| Assigned task |
The entries below are to be written out exactly, with no images included.

| Task input |
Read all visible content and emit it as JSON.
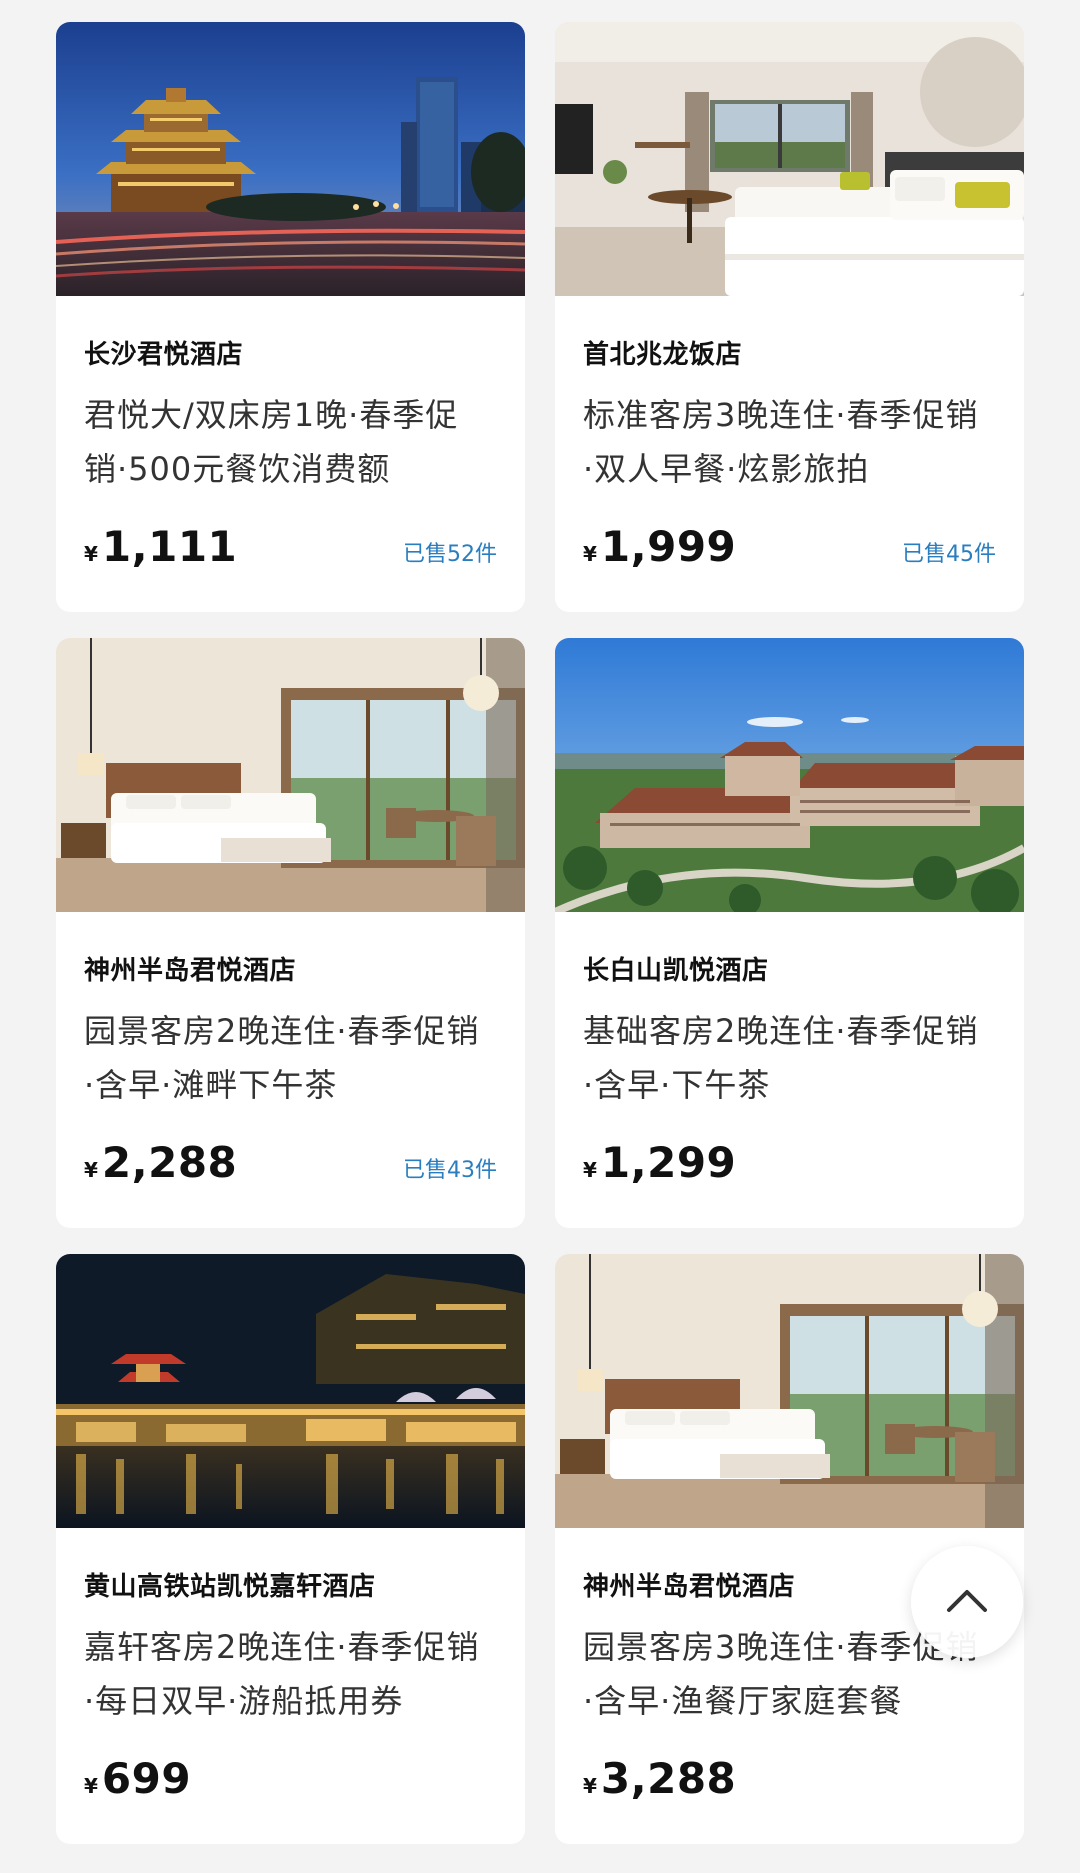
{
  "currency_symbol": "¥",
  "products": [
    {
      "hotel_name": "长沙君悦酒店",
      "description": "君悦大/双床房1晚·春季促销·500元餐饮消费额",
      "price": "1,111",
      "sold": "已售52件",
      "image": "night-city-pagoda-skyline"
    },
    {
      "hotel_name": "首北兆龙饭店",
      "description": "标准客房3晚连住·春季促销·双人早餐·炫影旅拍",
      "price": "1,999",
      "sold": "已售45件",
      "image": "twin-bed-room"
    },
    {
      "hotel_name": "神州半岛君悦酒店",
      "description": "园景客房2晚连住·春季促销·含早·滩畔下午茶",
      "price": "2,288",
      "sold": "已售43件",
      "image": "resort-bedroom-balcony"
    },
    {
      "hotel_name": "长白山凯悦酒店",
      "description": "基础客房2晚连住·春季促销·含早·下午茶",
      "price": "1,299",
      "sold": "",
      "image": "mountain-resort-exterior"
    },
    {
      "hotel_name": "黄山高铁站凯悦嘉轩酒店",
      "description": "嘉轩客房2晚连住·春季促销·每日双早·游船抵用券",
      "price": "699",
      "sold": "",
      "image": "night-riverside-lights"
    },
    {
      "hotel_name": "神州半岛君悦酒店",
      "description": "园景客房3晚连住·春季促销·含早·渔餐厅家庭套餐",
      "price": "3,288",
      "sold": "",
      "image": "resort-bedroom-balcony"
    }
  ],
  "back_to_top_icon": "chevron-up-icon"
}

| Result of the exercise |
Read all visible content and emit it as JSON.
{
  "currency_symbol": "¥",
  "products": [
    {
      "hotel_name": "长沙君悦酒店",
      "description": "君悦大/双床房1晚·春季促销·500元餐饮消费额",
      "price": "1,111",
      "sold": "已售52件",
      "image": "night-city-pagoda-skyline"
    },
    {
      "hotel_name": "首北兆龙饭店",
      "description": "标准客房3晚连住·春季促销·双人早餐·炫影旅拍",
      "price": "1,999",
      "sold": "已售45件",
      "image": "twin-bed-room"
    },
    {
      "hotel_name": "神州半岛君悦酒店",
      "description": "园景客房2晚连住·春季促销·含早·滩畔下午茶",
      "price": "2,288",
      "sold": "已售43件",
      "image": "resort-bedroom-balcony"
    },
    {
      "hotel_name": "长白山凯悦酒店",
      "description": "基础客房2晚连住·春季促销·含早·下午茶",
      "price": "1,299",
      "sold": "",
      "image": "mountain-resort-exterior"
    },
    {
      "hotel_name": "黄山高铁站凯悦嘉轩酒店",
      "description": "嘉轩客房2晚连住·春季促销·每日双早·游船抵用券",
      "price": "699",
      "sold": "",
      "image": "night-riverside-lights"
    },
    {
      "hotel_name": "神州半岛君悦酒店",
      "description": "园景客房3晚连住·春季促销·含早·渔餐厅家庭套餐",
      "price": "3,288",
      "sold": "",
      "image": "resort-bedroom-balcony"
    }
  ],
  "back_to_top_icon": "chevron-up-icon"
}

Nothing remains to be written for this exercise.